A bipartisan group of 112 House lawmakers submitted a letter to the White House expressing concern about China’s progress in accelerating its approvals of biotech-enhanced events, and asking that President Obama raise the issue during the upcoming Joint Commission on Commerce and Trade (JCCT) later this month.
“China continues to be a very significant trading partner for U.S. agriculture,” the House members noted. “Paving a path forward through continued high-level engagement is essential to facilitate a more positive trade environment and relationship, including for products of agricultural biotechnology.”
The lawmakers’ concerns focused on recent amendments to China’s biotech regulatory regime that provide “less clarity and specificity around the approval process, rather than more transparency and accountability.” These changes conflict with commitments that China made in September 2015 and June 2016 regarding its regulatory process, said the lawmakers.
“Delayed approvals that limit access to innovative products and encumber trade only serve to undermine the progress made to date and significantly dampens innovation and trade affecting both the U.S. and Chinese economies,” their letter notes.
The letter also urges the administration to address these issues within the context of enhancing the overall U.S.-China trading relationship. The House members sought input from the NGFA and other groups in drafting the letter.
In February, three of 11 biotech products awaiting regulatory consideration by China were approved. But China has issued no approvals since that time, and the letter notes that the backlog continues to grow. There are now a total of 25 biotech products in the regulatory queue in China, including eight in the final stage. Four of these products have been under review since mid-2011.

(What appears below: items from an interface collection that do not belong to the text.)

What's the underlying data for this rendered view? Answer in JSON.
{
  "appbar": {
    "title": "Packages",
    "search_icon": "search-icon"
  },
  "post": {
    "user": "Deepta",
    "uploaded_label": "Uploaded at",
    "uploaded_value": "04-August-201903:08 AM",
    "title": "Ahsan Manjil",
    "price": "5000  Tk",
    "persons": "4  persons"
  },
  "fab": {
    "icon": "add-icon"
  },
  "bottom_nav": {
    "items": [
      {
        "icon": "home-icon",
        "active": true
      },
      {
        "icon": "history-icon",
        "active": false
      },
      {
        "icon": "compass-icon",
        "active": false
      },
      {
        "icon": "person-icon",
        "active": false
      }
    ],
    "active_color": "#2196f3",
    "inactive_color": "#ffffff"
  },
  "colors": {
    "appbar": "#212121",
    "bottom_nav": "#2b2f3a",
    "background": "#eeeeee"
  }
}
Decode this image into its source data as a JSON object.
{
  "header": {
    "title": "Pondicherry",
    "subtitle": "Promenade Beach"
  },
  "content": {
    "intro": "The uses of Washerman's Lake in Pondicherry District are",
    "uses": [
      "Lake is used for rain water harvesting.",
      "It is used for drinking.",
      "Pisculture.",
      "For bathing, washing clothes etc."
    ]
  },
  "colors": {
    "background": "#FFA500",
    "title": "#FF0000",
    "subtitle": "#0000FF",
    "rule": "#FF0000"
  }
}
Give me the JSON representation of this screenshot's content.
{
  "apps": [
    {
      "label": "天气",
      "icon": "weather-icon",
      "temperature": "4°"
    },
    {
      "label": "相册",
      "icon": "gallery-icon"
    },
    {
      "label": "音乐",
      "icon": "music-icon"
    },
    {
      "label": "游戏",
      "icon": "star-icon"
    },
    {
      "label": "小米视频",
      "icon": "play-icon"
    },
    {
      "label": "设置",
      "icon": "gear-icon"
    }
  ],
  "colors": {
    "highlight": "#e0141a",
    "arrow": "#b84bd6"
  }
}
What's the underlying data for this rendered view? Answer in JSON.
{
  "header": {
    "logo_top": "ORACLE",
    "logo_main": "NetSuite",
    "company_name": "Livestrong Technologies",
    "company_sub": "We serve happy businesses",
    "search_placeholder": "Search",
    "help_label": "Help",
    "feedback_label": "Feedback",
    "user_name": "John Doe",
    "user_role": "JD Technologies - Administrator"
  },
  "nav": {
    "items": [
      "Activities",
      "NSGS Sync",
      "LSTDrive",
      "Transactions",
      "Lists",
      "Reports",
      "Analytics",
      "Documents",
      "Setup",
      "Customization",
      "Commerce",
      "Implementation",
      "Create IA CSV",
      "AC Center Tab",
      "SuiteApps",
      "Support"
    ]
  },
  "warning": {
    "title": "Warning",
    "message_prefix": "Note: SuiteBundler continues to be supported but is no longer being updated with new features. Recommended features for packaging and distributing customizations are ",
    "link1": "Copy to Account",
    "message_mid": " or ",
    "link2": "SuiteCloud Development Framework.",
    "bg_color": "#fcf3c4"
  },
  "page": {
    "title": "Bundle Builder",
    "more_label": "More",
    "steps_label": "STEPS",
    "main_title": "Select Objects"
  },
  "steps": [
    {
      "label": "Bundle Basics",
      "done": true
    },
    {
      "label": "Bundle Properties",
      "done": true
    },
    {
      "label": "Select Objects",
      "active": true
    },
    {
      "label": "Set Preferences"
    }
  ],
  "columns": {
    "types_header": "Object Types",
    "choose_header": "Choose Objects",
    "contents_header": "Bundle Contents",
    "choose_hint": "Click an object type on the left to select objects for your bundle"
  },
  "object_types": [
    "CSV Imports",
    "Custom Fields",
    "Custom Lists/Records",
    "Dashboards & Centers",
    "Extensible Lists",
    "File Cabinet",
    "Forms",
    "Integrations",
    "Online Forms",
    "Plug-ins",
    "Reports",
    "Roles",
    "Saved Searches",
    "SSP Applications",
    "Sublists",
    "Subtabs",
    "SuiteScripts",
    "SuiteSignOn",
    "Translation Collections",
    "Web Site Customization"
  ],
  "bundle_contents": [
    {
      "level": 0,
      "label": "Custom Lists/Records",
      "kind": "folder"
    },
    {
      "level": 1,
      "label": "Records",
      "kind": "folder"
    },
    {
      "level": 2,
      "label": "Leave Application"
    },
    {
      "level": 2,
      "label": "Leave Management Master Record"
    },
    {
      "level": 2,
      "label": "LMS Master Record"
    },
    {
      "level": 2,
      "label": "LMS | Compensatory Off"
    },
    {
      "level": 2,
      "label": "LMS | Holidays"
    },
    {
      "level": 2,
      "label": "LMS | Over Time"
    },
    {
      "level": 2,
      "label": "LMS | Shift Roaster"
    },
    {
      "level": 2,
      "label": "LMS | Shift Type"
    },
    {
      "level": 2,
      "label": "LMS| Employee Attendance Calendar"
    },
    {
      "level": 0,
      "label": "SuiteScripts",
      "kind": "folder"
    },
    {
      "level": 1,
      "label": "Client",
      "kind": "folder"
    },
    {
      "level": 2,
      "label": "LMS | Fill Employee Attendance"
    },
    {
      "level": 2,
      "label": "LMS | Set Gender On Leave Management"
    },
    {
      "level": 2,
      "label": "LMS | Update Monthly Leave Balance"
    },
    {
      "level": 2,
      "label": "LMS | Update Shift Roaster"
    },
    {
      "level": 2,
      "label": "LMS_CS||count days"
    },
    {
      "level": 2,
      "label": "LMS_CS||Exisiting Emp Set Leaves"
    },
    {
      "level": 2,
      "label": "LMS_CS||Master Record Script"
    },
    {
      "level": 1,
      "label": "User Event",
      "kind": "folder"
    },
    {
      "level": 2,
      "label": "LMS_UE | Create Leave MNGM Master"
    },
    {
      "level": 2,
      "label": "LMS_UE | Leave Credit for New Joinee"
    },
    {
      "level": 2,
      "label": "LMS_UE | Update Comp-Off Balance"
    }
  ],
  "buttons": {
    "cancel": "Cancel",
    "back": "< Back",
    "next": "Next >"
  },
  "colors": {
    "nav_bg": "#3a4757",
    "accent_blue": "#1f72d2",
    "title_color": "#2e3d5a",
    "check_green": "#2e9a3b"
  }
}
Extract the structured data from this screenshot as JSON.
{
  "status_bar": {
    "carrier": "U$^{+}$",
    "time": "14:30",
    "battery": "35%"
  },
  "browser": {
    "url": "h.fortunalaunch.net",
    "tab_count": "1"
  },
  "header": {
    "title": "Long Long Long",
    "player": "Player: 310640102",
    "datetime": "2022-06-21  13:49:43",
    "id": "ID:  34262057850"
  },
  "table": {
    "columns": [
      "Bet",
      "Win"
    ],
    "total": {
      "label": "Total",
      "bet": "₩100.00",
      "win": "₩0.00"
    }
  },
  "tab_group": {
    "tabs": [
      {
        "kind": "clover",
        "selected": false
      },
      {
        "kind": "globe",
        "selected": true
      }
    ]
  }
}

In conclusion, the lawmakers asked the White House to engage its Chinese counterparts in preparation for the JCCT and to place added focus on transitioning China’s commitments into “positive action.”